c. The parties will arbitrate the Dispute if the mediation clause in Subparagraph 10.a. is not enforceable, or the parties do not settle the Dispute under the informal discussion and mediation procedures above, or the Dispute is one which this Agreement provides will be submitted directly to arbitration, except as provided in this Agreement. The arbitration will be held in accordance with the United Nations Commission on International Trade Regulations and Law (UNCITRAL) Arbitration Rules administered by an arbitration association, such as the American Arbitration Association or the Institute of Arbitrators or Mediators Australia, at a hearing to be held in Queensland. The arbitration will be conducted in English and decided by a single arbitrator unless the law of Australia requires three (3) arbitrators. Any court having jurisdiction may enter judgment on the arbitrator’s award. Except as provided in this Agreement, a party must commence and pursue informal discussions, mediation, and arbitration to resolve Disputes before commencing legal action.

The Irelands, however, commenced proceedings against Subway in the Victorian Civil and Administrative Tribunal (VCAT) alleging breaches of the franchise agreement, negligence and misleading or deceptive conduct.

Subway applied to VCAT to have the proceeding referred to arbitration pursuant to clause 10. VCAT refused. The Supreme Court dismissed Subway’s appeal. The Court of Appeal, Maxwell P and Beach JA, Kyrou J dissenting, have allowed Subway’s further appeal and sent the matter to arbitration.

Section 8 of the Commercial Arbitration Act 2011 (Vic) provides:

8            Arbitration agreement and substantive claim before court (cf Model Law Art 8)

(1)  A court before which an action is brought in a matter which is the subject of an arbitration agreement must, if a party so requests not later than when submitting the party’s first statement on the substance of the dispute, refer the parties to arbitration unless it finds that the agreement is null and void, inoperative or incapable of being performed.

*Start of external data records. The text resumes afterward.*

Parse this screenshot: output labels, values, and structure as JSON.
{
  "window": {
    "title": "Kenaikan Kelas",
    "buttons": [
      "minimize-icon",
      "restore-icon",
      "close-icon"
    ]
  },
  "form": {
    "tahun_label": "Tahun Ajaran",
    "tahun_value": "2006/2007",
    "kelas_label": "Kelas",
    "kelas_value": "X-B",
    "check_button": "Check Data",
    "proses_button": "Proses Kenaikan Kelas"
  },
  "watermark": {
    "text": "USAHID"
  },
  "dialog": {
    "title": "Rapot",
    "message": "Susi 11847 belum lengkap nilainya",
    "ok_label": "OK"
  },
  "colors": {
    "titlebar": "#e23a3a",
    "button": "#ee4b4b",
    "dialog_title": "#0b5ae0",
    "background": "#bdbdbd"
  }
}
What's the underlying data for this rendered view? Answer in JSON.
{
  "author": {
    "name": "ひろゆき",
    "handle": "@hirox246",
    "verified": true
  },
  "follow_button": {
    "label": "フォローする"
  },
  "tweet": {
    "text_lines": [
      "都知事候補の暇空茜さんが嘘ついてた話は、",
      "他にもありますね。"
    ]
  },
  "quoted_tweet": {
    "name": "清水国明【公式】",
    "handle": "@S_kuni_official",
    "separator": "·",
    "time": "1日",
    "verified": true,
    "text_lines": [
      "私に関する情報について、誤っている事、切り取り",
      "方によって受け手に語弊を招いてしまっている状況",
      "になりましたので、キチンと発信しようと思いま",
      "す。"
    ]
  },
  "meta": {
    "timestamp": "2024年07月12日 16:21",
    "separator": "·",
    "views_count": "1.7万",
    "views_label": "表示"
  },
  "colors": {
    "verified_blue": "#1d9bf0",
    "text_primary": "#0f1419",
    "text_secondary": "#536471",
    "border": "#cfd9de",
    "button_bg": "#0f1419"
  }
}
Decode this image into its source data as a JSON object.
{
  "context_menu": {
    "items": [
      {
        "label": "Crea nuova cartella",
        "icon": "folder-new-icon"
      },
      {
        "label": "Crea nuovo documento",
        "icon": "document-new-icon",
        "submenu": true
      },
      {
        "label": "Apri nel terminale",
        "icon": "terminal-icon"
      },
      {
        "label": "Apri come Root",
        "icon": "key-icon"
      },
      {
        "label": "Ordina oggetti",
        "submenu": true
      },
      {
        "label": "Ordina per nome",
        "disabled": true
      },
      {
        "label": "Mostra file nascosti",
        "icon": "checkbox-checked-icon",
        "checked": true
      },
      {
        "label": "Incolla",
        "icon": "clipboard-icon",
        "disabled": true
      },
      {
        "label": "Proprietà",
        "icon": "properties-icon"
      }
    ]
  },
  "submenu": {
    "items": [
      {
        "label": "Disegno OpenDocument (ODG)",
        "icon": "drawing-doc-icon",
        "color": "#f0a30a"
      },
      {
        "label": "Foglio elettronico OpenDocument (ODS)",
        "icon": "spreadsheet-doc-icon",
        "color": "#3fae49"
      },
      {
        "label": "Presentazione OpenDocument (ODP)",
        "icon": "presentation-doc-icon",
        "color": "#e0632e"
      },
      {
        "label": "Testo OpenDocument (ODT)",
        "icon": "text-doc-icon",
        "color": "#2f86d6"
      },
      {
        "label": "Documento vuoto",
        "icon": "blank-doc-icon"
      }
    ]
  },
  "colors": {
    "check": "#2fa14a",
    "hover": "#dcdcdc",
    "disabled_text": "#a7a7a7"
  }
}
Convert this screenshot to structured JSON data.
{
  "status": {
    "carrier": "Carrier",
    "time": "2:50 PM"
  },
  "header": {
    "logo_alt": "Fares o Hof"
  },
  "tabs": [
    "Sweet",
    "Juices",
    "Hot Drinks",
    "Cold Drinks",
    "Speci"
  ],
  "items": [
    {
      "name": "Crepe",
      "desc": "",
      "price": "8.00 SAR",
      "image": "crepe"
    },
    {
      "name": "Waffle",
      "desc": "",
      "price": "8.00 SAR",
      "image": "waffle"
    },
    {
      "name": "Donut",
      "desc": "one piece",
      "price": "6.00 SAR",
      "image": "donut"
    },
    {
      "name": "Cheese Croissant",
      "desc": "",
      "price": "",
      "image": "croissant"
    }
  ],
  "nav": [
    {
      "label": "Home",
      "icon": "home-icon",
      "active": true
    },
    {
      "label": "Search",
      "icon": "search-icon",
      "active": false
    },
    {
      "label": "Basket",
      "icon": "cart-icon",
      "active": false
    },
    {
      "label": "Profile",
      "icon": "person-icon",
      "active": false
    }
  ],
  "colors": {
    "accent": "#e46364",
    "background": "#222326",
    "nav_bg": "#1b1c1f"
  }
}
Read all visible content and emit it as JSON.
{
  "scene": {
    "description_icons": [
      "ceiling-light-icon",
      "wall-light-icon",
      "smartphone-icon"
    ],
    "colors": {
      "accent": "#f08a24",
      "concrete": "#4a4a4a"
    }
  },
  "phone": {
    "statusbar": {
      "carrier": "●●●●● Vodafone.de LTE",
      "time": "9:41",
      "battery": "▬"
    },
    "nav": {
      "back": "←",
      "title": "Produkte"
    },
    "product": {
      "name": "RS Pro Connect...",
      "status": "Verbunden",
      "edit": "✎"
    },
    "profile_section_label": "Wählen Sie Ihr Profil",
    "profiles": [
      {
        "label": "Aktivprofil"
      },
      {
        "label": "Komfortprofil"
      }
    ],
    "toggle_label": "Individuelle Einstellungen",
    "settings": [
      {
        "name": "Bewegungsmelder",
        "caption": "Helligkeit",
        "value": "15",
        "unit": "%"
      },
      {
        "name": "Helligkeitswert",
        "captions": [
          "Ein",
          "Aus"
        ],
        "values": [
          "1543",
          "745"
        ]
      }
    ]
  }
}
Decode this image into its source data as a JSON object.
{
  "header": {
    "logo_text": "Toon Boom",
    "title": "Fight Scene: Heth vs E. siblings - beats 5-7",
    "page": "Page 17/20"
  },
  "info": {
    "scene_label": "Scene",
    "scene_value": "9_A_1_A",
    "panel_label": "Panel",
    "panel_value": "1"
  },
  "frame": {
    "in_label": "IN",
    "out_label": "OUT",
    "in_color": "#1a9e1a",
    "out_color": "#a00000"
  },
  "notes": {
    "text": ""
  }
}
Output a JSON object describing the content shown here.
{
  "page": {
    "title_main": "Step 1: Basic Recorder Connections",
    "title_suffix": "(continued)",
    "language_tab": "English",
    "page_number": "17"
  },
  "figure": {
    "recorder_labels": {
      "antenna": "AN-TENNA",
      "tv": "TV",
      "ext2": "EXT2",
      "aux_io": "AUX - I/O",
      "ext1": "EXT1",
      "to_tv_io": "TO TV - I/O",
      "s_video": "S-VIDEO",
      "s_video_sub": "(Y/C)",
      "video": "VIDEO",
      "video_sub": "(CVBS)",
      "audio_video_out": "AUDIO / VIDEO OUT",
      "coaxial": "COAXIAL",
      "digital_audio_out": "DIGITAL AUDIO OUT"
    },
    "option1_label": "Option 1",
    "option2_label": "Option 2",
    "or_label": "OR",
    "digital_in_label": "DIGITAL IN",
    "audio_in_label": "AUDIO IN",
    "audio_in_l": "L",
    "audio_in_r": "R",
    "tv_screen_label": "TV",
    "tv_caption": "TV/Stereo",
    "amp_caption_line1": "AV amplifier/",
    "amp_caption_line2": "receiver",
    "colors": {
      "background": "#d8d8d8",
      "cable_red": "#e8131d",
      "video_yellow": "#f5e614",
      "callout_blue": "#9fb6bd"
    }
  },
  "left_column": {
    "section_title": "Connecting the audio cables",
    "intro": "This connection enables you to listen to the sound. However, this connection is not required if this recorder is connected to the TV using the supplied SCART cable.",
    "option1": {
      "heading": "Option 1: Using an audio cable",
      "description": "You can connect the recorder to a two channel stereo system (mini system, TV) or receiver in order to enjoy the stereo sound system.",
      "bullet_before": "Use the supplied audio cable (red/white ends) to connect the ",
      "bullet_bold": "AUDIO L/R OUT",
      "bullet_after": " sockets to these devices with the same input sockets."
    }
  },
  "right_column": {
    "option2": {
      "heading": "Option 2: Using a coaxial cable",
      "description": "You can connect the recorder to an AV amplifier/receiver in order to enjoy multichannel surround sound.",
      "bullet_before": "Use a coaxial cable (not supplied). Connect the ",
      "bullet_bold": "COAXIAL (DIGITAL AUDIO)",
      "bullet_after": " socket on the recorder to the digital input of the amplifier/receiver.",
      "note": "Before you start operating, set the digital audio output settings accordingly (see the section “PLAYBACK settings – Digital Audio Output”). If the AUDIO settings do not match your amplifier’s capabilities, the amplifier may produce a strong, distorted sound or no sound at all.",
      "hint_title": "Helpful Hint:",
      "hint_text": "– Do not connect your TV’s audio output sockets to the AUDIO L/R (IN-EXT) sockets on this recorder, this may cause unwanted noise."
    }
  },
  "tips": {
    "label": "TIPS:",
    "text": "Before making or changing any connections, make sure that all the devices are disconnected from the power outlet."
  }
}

As the heading indicates, this provision is part of a national scheme to implement the UNCITRAL Model Law on commercial arbitration.

The “problem” was that reference to “court”. While it was not a defined term in the Act, there are any number of court rulings declaring in no uncertain terms that VCAT is not a court – it is an administrative tribunal.

Maxwell P and Beach JA standing back and looking at the big (international) picture, however, held that for the purposes of the Act – a law designed to promote commercial arbitration as a dispute resolution mechanism – VCAT qualifies as a “court”. Maxwell P and Beach JA took somewhat different routes to reach that conclusion but it is perhaps best encapsulated in Maxwell P’s observation:

The clear policy of the Act (and of the model law which it enacts) is that, when parties have agreed to have disputes between them determined by private arbitration, neither party is at liberty to litigate the matter in dispute through the adjudicative mechanisms of the State. For this statutory purpose, in this statutory context, the Tribunal is indistinguishable from those other adjudicative bodies of the State which bear the title ‘court’.

I don’t know if other States or Territories operate under regimes similar to VCAT in, er, parallel to the court system but, as Croft J noted at first instance, Parliament set up VCAT to provide a speedy and inexpensive, low cost, accessible, efficient means of dispute resolution and, apparently, it handles the vast bulk of legal disputes here. But not disputes between franchisors and franchisees (where there is an arbitration clause).

Subway Systems Australia Pty Ltd v Ireland [2014] VSCA 142